The physics capabilities of an ignition-and-moderate-burn tokamak to explore the physics of burning plasmas and burn control on ash accumulation time scales are described. The machine provides physics capabilities comparable to those of the International Thermonuclear Experimental Reactor (ITER) for pulse lengths up to 120 s, but lacks the nuclear component testing, superconducting magnet technology, and long-pulse aspects of ITER's mission. Strong plasma shaping is adopted to reduce the cost relative of ITER. Using ITER guidelines to evaluate the physics performance, this machine has the same ignition margin as ITER's, and operates within the limits on beta, density (i.e., the Greenwald density limit), and safety-factor specified in the ITER physics guidelines. Acceptable peak heat fluxes to divertor target surfaces are maintained with an attached, high-recycling divertor operating scenario typical of present-day machines. A range of ignited and driven operating modes is available, including advanced modes prototypical of steady-state tokamak operation.
|Original language||English (US)|
|Number of pages||5|
|State||Published - 1996|
|Event||Proceedings of the 1996 12th Topical Meeting on the Technology of Fusion Energy. Part 2 (of 2) - Reno, NV, USA|
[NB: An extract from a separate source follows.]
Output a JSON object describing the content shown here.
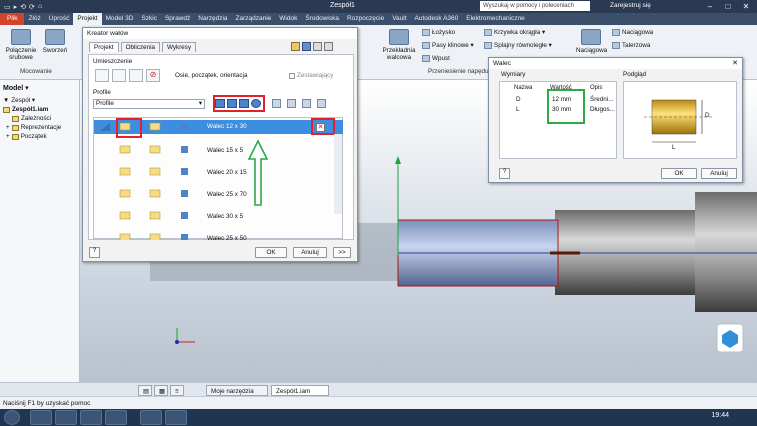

Duration: Jun 16 1996 → Jun 20 1996
All Science Journal Classification (ASJC) codes